> **ACTIVITY**
Would you reproduce every line of the material exactly?

> **INPUT RECORDS**
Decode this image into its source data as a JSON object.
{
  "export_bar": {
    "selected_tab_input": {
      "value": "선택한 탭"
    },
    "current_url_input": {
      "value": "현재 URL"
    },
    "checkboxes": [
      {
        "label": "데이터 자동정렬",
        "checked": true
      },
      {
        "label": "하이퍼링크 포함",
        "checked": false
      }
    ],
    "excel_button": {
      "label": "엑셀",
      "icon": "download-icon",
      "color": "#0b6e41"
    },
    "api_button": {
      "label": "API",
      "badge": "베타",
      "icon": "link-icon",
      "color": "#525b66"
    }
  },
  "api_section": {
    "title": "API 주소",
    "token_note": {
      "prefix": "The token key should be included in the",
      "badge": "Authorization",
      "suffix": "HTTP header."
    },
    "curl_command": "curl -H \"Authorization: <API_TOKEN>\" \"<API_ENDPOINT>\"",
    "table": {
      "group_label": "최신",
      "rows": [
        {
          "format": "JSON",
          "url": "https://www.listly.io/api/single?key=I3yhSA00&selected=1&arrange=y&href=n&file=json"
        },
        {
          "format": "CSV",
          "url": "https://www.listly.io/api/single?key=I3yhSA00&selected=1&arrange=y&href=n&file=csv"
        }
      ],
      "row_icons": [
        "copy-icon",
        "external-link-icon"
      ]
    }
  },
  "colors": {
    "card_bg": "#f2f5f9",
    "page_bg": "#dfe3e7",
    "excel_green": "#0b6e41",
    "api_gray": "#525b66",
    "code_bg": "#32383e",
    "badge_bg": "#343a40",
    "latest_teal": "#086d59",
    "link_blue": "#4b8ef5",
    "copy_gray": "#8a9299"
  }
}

> **RESULT FOR THIS EXERCISE**
Decode this image into its source data as a JSON object.
{
  "export_bar": {
    "selected_tab_input": {
      "value": "선택한 탭"
    },
    "current_url_input": {
      "value": "현재 URL"
    },
    "checkboxes": [
      {
        "label": "데이터 자동정렬",
        "checked": true
      },
      {
        "label": "하이퍼링크 포함",
        "checked": false
      }
    ],
    "excel_button": {
      "label": "엑셀",
      "icon": "download-icon",
      "color": "#0b6e41"
    },
    "api_button": {
      "label": "API",
      "badge": "베타",
      "icon": "link-icon",
      "color": "#525b66"
    }
  },
  "api_section": {
    "title": "API 주소",
    "token_note": {
      "prefix": "The token key should be included in the",
      "badge": "Authorization",
      "suffix": "HTTP header."
    },
    "curl_command": "curl -H \"Authorization: <API_TOKEN>\" \"<API_ENDPOINT>\"",
    "table": {
      "group_label": "최신",
      "rows": [
        {
          "format": "JSON",
          "url": "https://www.listly.io/api/single?key=I3yhSA00&selected=1&arrange=y&href=n&file=json"
        },
        {
          "format": "CSV",
          "url": "https://www.listly.io/api/single?key=I3yhSA00&selected=1&arrange=y&href=n&file=csv"
        }
      ],
      "row_icons": [
        "copy-icon",
        "external-link-icon"
      ]
    }
  },
  "colors": {
    "card_bg": "#f2f5f9",
    "page_bg": "#dfe3e7",
    "excel_green": "#0b6e41",
    "api_gray": "#525b66",
    "code_bg": "#32383e",
    "badge_bg": "#343a40",
    "latest_teal": "#086d59",
    "link_blue": "#4b8ef5",
    "copy_gray": "#8a9299"
  }
}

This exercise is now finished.